### EXERCISE PROMPT
The entries below are to be printed again word for word.

### INPUT RECORDS
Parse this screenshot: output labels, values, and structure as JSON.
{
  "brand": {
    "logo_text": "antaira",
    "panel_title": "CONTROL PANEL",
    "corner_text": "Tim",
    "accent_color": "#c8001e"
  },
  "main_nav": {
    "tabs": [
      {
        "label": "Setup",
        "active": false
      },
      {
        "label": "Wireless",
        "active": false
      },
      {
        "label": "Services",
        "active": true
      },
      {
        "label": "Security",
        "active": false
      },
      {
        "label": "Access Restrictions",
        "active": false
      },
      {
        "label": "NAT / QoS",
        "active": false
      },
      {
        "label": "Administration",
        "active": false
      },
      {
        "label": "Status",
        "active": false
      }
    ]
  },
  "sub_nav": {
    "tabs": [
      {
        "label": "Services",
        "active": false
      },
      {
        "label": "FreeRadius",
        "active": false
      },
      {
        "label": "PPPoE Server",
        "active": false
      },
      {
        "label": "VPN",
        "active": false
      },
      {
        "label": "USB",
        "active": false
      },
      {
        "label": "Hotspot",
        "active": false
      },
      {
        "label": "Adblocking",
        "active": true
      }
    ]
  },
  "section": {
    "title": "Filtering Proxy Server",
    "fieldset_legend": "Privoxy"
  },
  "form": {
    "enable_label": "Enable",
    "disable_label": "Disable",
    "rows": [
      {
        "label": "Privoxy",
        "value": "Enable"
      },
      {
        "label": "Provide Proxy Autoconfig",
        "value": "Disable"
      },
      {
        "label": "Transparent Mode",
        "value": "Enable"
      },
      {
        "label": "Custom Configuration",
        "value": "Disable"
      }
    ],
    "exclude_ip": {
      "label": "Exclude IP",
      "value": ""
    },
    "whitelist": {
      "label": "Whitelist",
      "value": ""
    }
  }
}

### OUTPUT OF THE TASK
Parse this screenshot: output labels, values, and structure as JSON.
{
  "brand": {
    "logo_text": "antaira",
    "panel_title": "CONTROL PANEL",
    "corner_text": "Tim",
    "accent_color": "#c8001e"
  },
  "main_nav": {
    "tabs": [
      {
        "label": "Setup",
        "active": false
      },
      {
        "label": "Wireless",
        "active": false
      },
      {
        "label": "Services",
        "active": true
      },
      {
        "label": "Security",
        "active": false
      },
      {
        "label": "Access Restrictions",
        "active": false
      },
      {
        "label": "NAT / QoS",
        "active": false
      },
      {
        "label": "Administration",
        "active": false
      },
      {
        "label": "Status",
        "active": false
      }
    ]
  },
  "sub_nav": {
    "tabs": [
      {
        "label": "Services",
        "active": false
      },
      {
        "label": "FreeRadius",
        "active": false
      },
      {
        "label": "PPPoE Server",
        "active": false
      },
      {
        "label": "VPN",
        "active": false
      },
      {
        "label": "USB",
        "active": false
      },
      {
        "label": "Hotspot",
        "active": false
      },
      {
        "label": "Adblocking",
        "active": true
      }
    ]
  },
  "section": {
    "title": "Filtering Proxy Server",
    "fieldset_legend": "Privoxy"
  },
  "form": {
    "enable_label": "Enable",
    "disable_label": "Disable",
    "rows": [
      {
        "label": "Privoxy",
        "value": "Enable"
      },
      {
        "label": "Provide Proxy Autoconfig",
        "value": "Disable"
      },
      {
        "label": "Transparent Mode",
        "value": "Enable"
      },
      {
        "label": "Custom Configuration",
        "value": "Disable"
      }
    ],
    "exclude_ip": {
      "label": "Exclude IP",
      "value": ""
    },
    "whitelist": {
      "label": "Whitelist",
      "value": ""
    }
  }
}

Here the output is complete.